The affordability squeeze has been caused by rising mortgage rates over the last year

Higher mortgage rates have led to a sharp rise in the cost of servicing a mortgage relative to take-home pay, according to Nationwide.

The building society said that first-time buyer mortgage payments now total 39% of take-home pay (based on an 80% loan-to-value mortgage, at prevailing mortgage rates). This is well above the long-term average and close to the affordability squeeze seen in the run up to the credit crunch.

Andrew Harvey, senior economist at Nationwide, said: “The biggest change in terms of housing affordability for potential buyers over the past year has been the rise in the cost of servicing the typical mortgage as a result of the increase in mortgage rates.

“This trend began in earnest towards the end of 2021, with typical five-year fixed rates rising from 1.3% in late 2021 to 2.9% by mid-2022, as market interest rates that underpin mortgage pricing rose steadily, reflecting expectations that the Bank of England would have to raise rates significantly in the years ahead to help bring surging inflation back to its target rate of 2%.

“But mortgage rates surged after the mini-Budget in late September, reaching their highest levels since 2010, over four times higher than the lows prevailing in 2021.”

House prices remain high

In a double whammy for first-time buyers as, not only are mortgages less affordable, but house prices remain high. This means it’s still tough to save a deposit to buy your first home.

Between the start of the pandemic and the end of 2022, house prices increased by 19%, while incomes rose by just 9%. At the end of 2022, the UK first-time buyer house-price-to-earnings ratio stood at 5.6.

Overall, affordability is unsurprisingly most stretched in London and south of England, while the North and Scotland remain the most affordable regions.

Affordability set to improve

There is some good news for first-time buyers.

Nationwide said it’s possible that affordability pressures could ease, as some mortgage rates reduce this year.

Harvey explained: “There is some scope for affordability to improve a little in the year ahead. Longer-term interest rates, which underpin mortgage pricing, have fallen back towards the levels prevailing before the mini-Budget.

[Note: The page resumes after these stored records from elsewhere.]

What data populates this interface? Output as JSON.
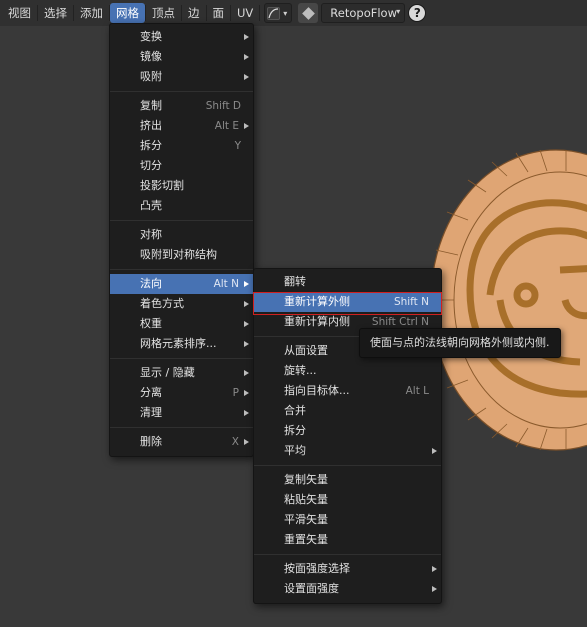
{
  "colors": {
    "accent": "#4772b3",
    "menu_bg": "#1e1e1e",
    "viewport_bg": "#393939",
    "object_fill": "#dfa574",
    "object_relief": "#a86f2a",
    "highlight_border": "#d02020"
  },
  "header": {
    "items": [
      "视图",
      "选择",
      "添加",
      "网格",
      "顶点",
      "边",
      "面",
      "UV"
    ],
    "active": "网格",
    "curve_icon": "curve-icon",
    "addon_icon": "diamond-icon",
    "addon_label": "RetopoFlow",
    "help_icon": "question-icon"
  },
  "mesh_menu": {
    "items": [
      {
        "label": "变换",
        "shortcut": "",
        "submenu": true
      },
      {
        "label": "镜像",
        "shortcut": "",
        "submenu": true
      },
      {
        "label": "吸附",
        "shortcut": "",
        "submenu": true
      },
      {
        "label": "复制",
        "shortcut": "Shift D",
        "submenu": false
      },
      {
        "label": "挤出",
        "shortcut": "Alt E",
        "submenu": true
      },
      {
        "label": "拆分",
        "shortcut": "Y",
        "submenu": false
      },
      {
        "label": "切分",
        "shortcut": "",
        "submenu": false
      },
      {
        "label": "投影切割",
        "shortcut": "",
        "submenu": false
      },
      {
        "label": "凸壳",
        "shortcut": "",
        "submenu": false
      },
      {
        "label": "对称",
        "shortcut": "",
        "submenu": false
      },
      {
        "label": "吸附到对称结构",
        "shortcut": "",
        "submenu": false
      },
      {
        "label": "法向",
        "shortcut": "Alt N",
        "submenu": true
      },
      {
        "label": "着色方式",
        "shortcut": "",
        "submenu": true
      },
      {
        "label": "权重",
        "shortcut": "",
        "submenu": true
      },
      {
        "label": "网格元素排序...",
        "shortcut": "",
        "submenu": true
      },
      {
        "label": "显示 / 隐藏",
        "shortcut": "",
        "submenu": true
      },
      {
        "label": "分离",
        "shortcut": "P",
        "submenu": true
      },
      {
        "label": "清理",
        "shortcut": "",
        "submenu": true
      },
      {
        "label": "删除",
        "shortcut": "X",
        "submenu": true
      }
    ]
  },
  "normals_menu": {
    "items": [
      {
        "label": "翻转",
        "shortcut": "",
        "submenu": false
      },
      {
        "label": "重新计算外侧",
        "shortcut": "Shift N",
        "submenu": false
      },
      {
        "label": "重新计算内侧",
        "shortcut": "Shift Ctrl N",
        "submenu": false
      },
      {
        "label": "从面设置",
        "shortcut": "",
        "submenu": false
      },
      {
        "label": "旋转...",
        "shortcut": "",
        "submenu": false
      },
      {
        "label": "指向目标体...",
        "shortcut": "Alt L",
        "submenu": false
      },
      {
        "label": "合并",
        "shortcut": "",
        "submenu": false
      },
      {
        "label": "拆分",
        "shortcut": "",
        "submenu": false
      },
      {
        "label": "平均",
        "shortcut": "",
        "submenu": true
      },
      {
        "label": "复制矢量",
        "shortcut": "",
        "submenu": false
      },
      {
        "label": "粘贴矢量",
        "shortcut": "",
        "submenu": false
      },
      {
        "label": "平滑矢量",
        "shortcut": "",
        "submenu": false
      },
      {
        "label": "重置矢量",
        "shortcut": "",
        "submenu": false
      },
      {
        "label": "按面强度选择",
        "shortcut": "",
        "submenu": true
      },
      {
        "label": "设置面强度",
        "shortcut": "",
        "submenu": true
      }
    ]
  },
  "tooltip": {
    "text": "使面与点的法线朝向网格外侧或内侧."
  }
}
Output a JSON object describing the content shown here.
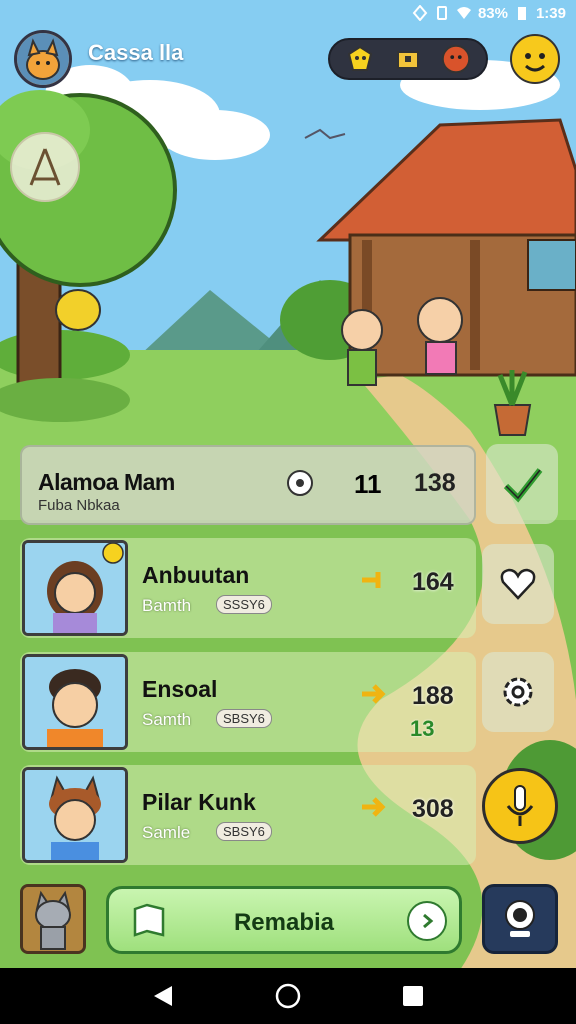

“If sustained, this should feed through to mortgage rates and improve the affordability position for potential buyers, albeit modestly, as will solid rates of income growth (wage growth is currently running at c.7% in the private sector), especially if combined with weak or negative house price growth.”